**How to complete this task:**
For the data below, please report each line where the word "name" is found.

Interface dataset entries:
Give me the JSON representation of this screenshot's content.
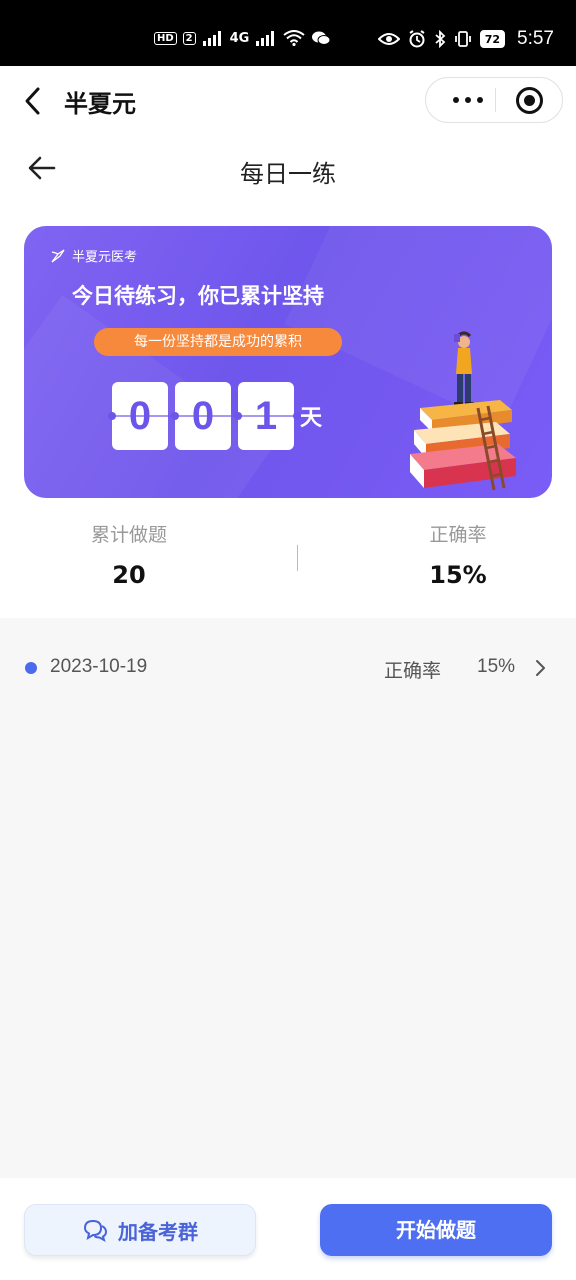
{
  "status_bar": {
    "left_labels": [
      "HD",
      "2",
      "4G"
    ],
    "battery": "72",
    "time": "5:57",
    "icons": [
      "hd-icon",
      "signal-icon",
      "wifi-icon",
      "wechat-icon",
      "eye-icon",
      "alarm-icon",
      "bluetooth-icon",
      "vibrate-icon",
      "battery-icon"
    ]
  },
  "app_bar": {
    "title": "半夏元",
    "icons": [
      "back-chevron-icon",
      "more-dots-icon",
      "target-icon"
    ]
  },
  "page_header": {
    "title": "每日一练",
    "icons": [
      "back-arrow-icon"
    ]
  },
  "banner": {
    "brand": "半夏元医考",
    "headline": "今日待练习，你已累计坚持",
    "motto": "每一份坚持都是成功的累积",
    "digits": [
      "0",
      "0",
      "1"
    ],
    "unit": "天",
    "colors": {
      "gradient_start": "#8064f2",
      "gradient_end": "#7a5cf6",
      "motto_bg": "#f7893d"
    }
  },
  "stats": {
    "total_label": "累计做题",
    "total_value": "20",
    "accuracy_label": "正确率",
    "accuracy_value": "15%"
  },
  "records": [
    {
      "date": "2023-10-19",
      "rate_label": "正确率",
      "rate_value": "15%"
    }
  ],
  "bottom": {
    "group_label": "加备考群",
    "start_label": "开始做题",
    "colors": {
      "primary": "#4f6ff2",
      "secondary_bg": "#eef4fd"
    }
  }
}
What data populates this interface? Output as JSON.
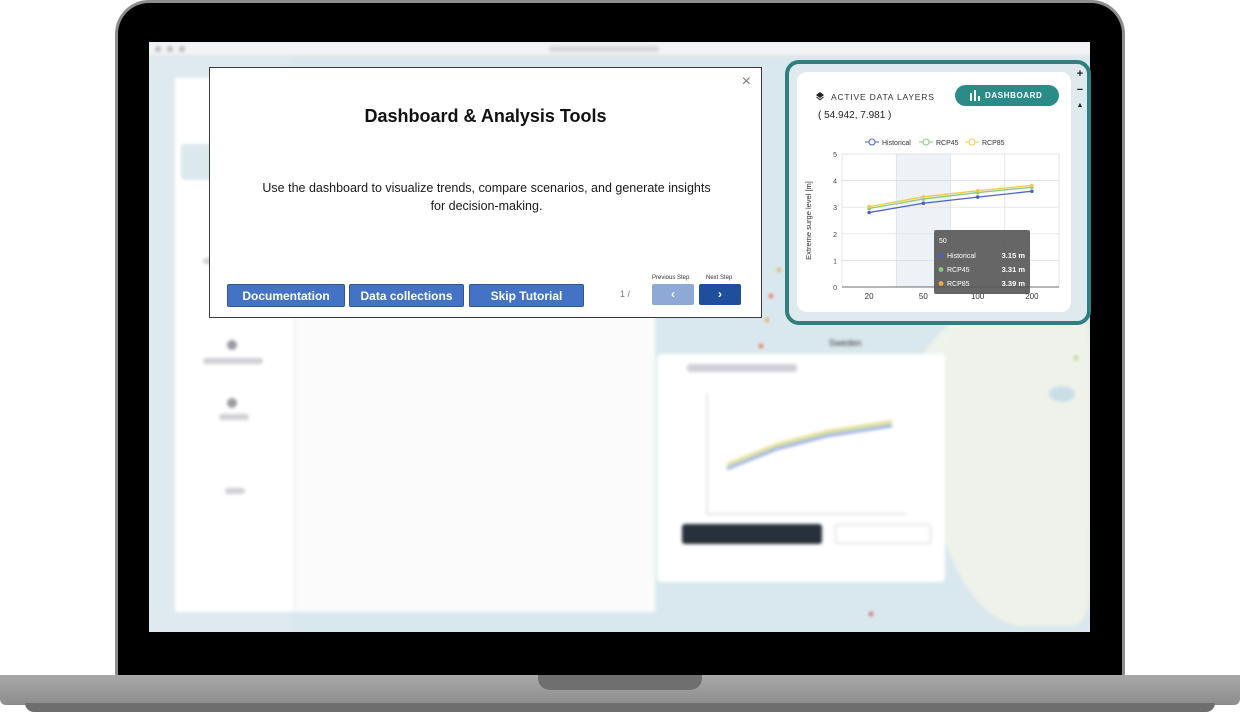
{
  "dialog": {
    "title": "Dashboard & Analysis Tools",
    "body": "Use the dashboard to visualize trends, compare scenarios, and generate insights for decision-making.",
    "close_label": "×",
    "buttons": {
      "documentation": "Documentation",
      "data_collections": "Data collections",
      "skip": "Skip Tutorial"
    },
    "pager": "1 /",
    "prev_label": "Previous Step",
    "next_label": "Next Step",
    "prev_icon": "‹",
    "next_icon": "›"
  },
  "dashboard": {
    "tab_layers": "ACTIVE DATA LAYERS",
    "tab_dashboard": "DASHBOARD",
    "coordinates": "( 54.942, 7.981 )",
    "map_controls": [
      "+",
      "−",
      "▲"
    ],
    "accent": "#2a8c87",
    "highlight_color": "#2f7f7f"
  },
  "map": {
    "label": "Sweden"
  },
  "chart_data": {
    "type": "line",
    "categories": [
      "20",
      "50",
      "100",
      "200"
    ],
    "ylabel": "Extreme surge level [m]",
    "xlabel": "",
    "ylim": [
      0,
      5
    ],
    "yticks": [
      "0",
      "1",
      "2",
      "3",
      "4",
      "5"
    ],
    "series": [
      {
        "name": "Historical",
        "color": "#4a63c9",
        "values": [
          2.8,
          3.15,
          3.38,
          3.6
        ]
      },
      {
        "name": "RCP45",
        "color": "#8cc97a",
        "values": [
          2.95,
          3.31,
          3.55,
          3.75
        ]
      },
      {
        "name": "RCP85",
        "color": "#f2c94c",
        "values": [
          3.02,
          3.39,
          3.62,
          3.82
        ]
      }
    ],
    "tooltip": {
      "title": "50",
      "rows": [
        {
          "name": "Historical",
          "value": "3.15 m",
          "color": "#4a63c9"
        },
        {
          "name": "RCP45",
          "value": "3.31 m",
          "color": "#8cc97a"
        },
        {
          "name": "RCP85",
          "value": "3.39 m",
          "color": "#f2a93b"
        }
      ]
    },
    "legend": "top",
    "grid": true
  }
}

**Exercise response:**
        "name": "Historical",
        "name": "RCP45",
        "name": "RCP85",
          "name": "Historical",
          "name": "RCP45",
          "name": "RCP85",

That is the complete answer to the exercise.